As activists and lawmakers make strides in overhauling controversial money bail practices around the nation, a new report is helping the public to understand what successful reform looks like.
The nonprofit Pretrial Justice Institute released its first state scorecardon Wednesday, grading all 50 states on their pretrial justice practices. The report issues a letter grade for each state based on its pretrial detention rate, its use of pretrial risk assessment and its reliance on payment as a condition for release before trial.
“We wanted to be able to take stock today and also have something to measure it by on an annual basis,” said Cherise Fanno Burdeen, CEO of the Pretrial Justice Institute. “Things are changing so quickly out in the field in terms of policy examination and potential change.”
Despite recent progress on pretrial justice reform, the nation as a whole gets a D grade, and only New Jersey gets an A.
New Jersey’s 2014 bail reform law went into effect at the beginning of the year, largely eliminating the old monetary bail system. Pretrial services agencies now conduct individualized assessments based on a defendant’s flight risk and potential threat to community safety, and provide courts with release recommendations. Under the new system, money bail is used only as a last resort.
The number of people awaiting trial in New Jersey jails dropped by 15 percent over the first six months of the year, and by more than one-third between mid-2015 and mid-2017.
“Crime is actually down 14 percent this year in New Jersey, with a 7 percent drop in violent crime,” said Burdeen. “We’re not saying those are correlated; I’m simply saying there’s also no correlation between pretrial release of appropriate people and some skyrocketing crime rate in New Jersey.”
Across the U.S., many states and jurisdictions still rely on money bail, meaning most defendants ― including those facing only low-level charges ― must pay to get out of jail before trial.

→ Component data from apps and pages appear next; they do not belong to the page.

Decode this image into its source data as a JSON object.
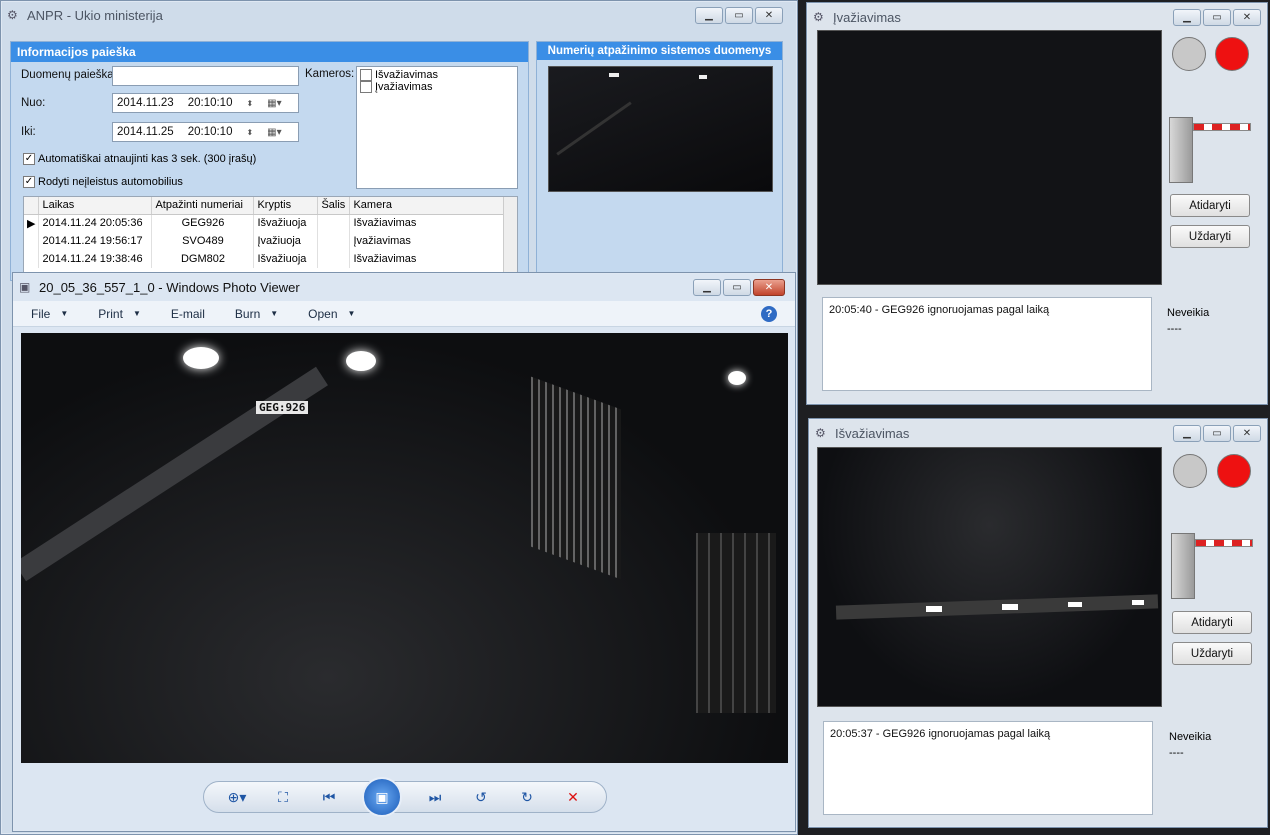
{
  "anpr": {
    "title": "ANPR - Ukio ministerija",
    "search_panel": {
      "header": "Informacijos paieška",
      "search_label": "Duomenų paieška",
      "search_value": "",
      "from_label": "Nuo:",
      "from_date": "2014.11.23",
      "from_time": "20:10:10",
      "to_label": "Iki:",
      "to_date": "2014.11.25",
      "to_time": "20:10:10",
      "auto_refresh": "Automatiškai atnaujinti kas 3 sek. (300 įrašų)",
      "show_unauthorized": "Rodyti neįleistus automobilius",
      "cameras_label": "Kameros:",
      "cameras": [
        "Išvažiavimas",
        "Įvažiavimas"
      ]
    },
    "table": {
      "columns": [
        "Laikas",
        "Atpažinti numeriai",
        "Kryptis",
        "Šalis",
        "Kamera"
      ],
      "rows": [
        {
          "time": "2014.11.24 20:05:36",
          "plate": "GEG926",
          "dir": "Išvažiuoja",
          "country": "",
          "camera": "Išvažiavimas"
        },
        {
          "time": "2014.11.24 19:56:17",
          "plate": "SVO489",
          "dir": "Įvažiuoja",
          "country": "",
          "camera": "Įvažiavimas"
        },
        {
          "time": "2014.11.24 19:38:46",
          "plate": "DGM802",
          "dir": "Išvažiuoja",
          "country": "",
          "camera": "Išvažiavimas"
        }
      ]
    },
    "recognition_header": "Numerių atpažinimo sistemos duomenys"
  },
  "photo_viewer": {
    "title": "20_05_36_557_1_0 - Windows Photo Viewer",
    "menu": [
      "File",
      "Print",
      "E-mail",
      "Burn",
      "Open"
    ],
    "plate_text": "GEG:926"
  },
  "entry_cam": {
    "title": "Įvažiavimas",
    "open_label": "Atidaryti",
    "close_label": "Uždaryti",
    "log": "20:05:40 - GEG926 ignoruojamas pagal laiką",
    "status": "Neveikia",
    "status_sub": "----"
  },
  "exit_cam": {
    "title": "Išvažiavimas",
    "open_label": "Atidaryti",
    "close_label": "Uždaryti",
    "log": "20:05:37 - GEG926 ignoruojamas pagal laiką",
    "status": "Neveikia",
    "status_sub": "----"
  },
  "colors": {
    "accent": "#3a8ee6",
    "red_light": "#ee1111",
    "grey_light": "#c8c8c8"
  }
}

Those who can’t afford bail can be stuck in jail for weeks, months or longer just because they’re poor. Others turn to commercial bail bond agencies to secure their release. These businesses charge a nonrefundable service fee, usually 10 percent of the total bail amount, which means defendants or their friends and families can be left paying hefty fees, even if the charges are dropped or if the defendant is never found guilty of a crime.
These practices contribute substantially to the U.S. problem of mass incarceration. There are nearly 450,000 people who have not been convicted of a crime in jails across the country. They make up nearly two-thirds of the jail population, and about 20 percent of the overall incarcerated population. Locking these people up costs U.S. taxpayers approximately $38 million every day, or $14 billion annually, according to aPretrial Justice Institute reportpublished earlier this year.

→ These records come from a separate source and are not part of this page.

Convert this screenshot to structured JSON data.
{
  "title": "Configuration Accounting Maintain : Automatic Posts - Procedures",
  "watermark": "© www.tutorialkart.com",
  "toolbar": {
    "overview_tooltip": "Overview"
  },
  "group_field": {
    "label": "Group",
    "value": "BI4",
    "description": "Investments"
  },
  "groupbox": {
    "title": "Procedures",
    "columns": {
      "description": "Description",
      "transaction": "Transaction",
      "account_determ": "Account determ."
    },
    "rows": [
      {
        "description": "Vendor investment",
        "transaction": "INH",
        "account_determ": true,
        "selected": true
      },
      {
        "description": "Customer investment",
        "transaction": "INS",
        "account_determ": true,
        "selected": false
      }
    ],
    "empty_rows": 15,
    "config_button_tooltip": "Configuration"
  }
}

Critics of money bail say it perpetuates an unconstitutional, two-tiered system of pretrial justice. It allows wealthy people to buy their freedom without any consideration of their flight risk or threat to safety, while poorer people are left to languish behind bars before any determination of guilt. Many poorer defendants choose to plead guilty just to get out of jail, regardless of whether they actually committed a crime.
A number of states and jurisdictions have begun to reform their bail practices in recent years. A series ofhigh-profile lawsuitshave accelerated progress at the local level, successfully challenging so-called “wealth-based pretrial detention” and forcing judicial officers to reduce their reliance on money bail. Statewide legislative action to change bail practices is currently underway in California, Alaska and Connecticut. Other state court systems are exploring voluntary changes as well.
Although the Pretrial Justice Institute gives poor grades to the majority of states, Burdeen says the report does carry some good news. One-quarter of people in the U.S. now live in jurisdictions that use evidence-based pretrial assessments to determine release, for example. And many state and local reforms are in the process of being implemented, which means their results may not show up in the data for another year or two.
For the failing states, Burdeen said the purpose of the scorecard isn’t to shame, but rather to emphasize the urgent need for action.
“The fact that a state has a D or and F means that there are people living in those states under broken systems,” said Burdeen. “Those are real people who are sleeping in those jails tonight. We’d like to see these really bad grades start some much-needed discussions in those jurisdictions.”
This article originally appeared on HuffPost.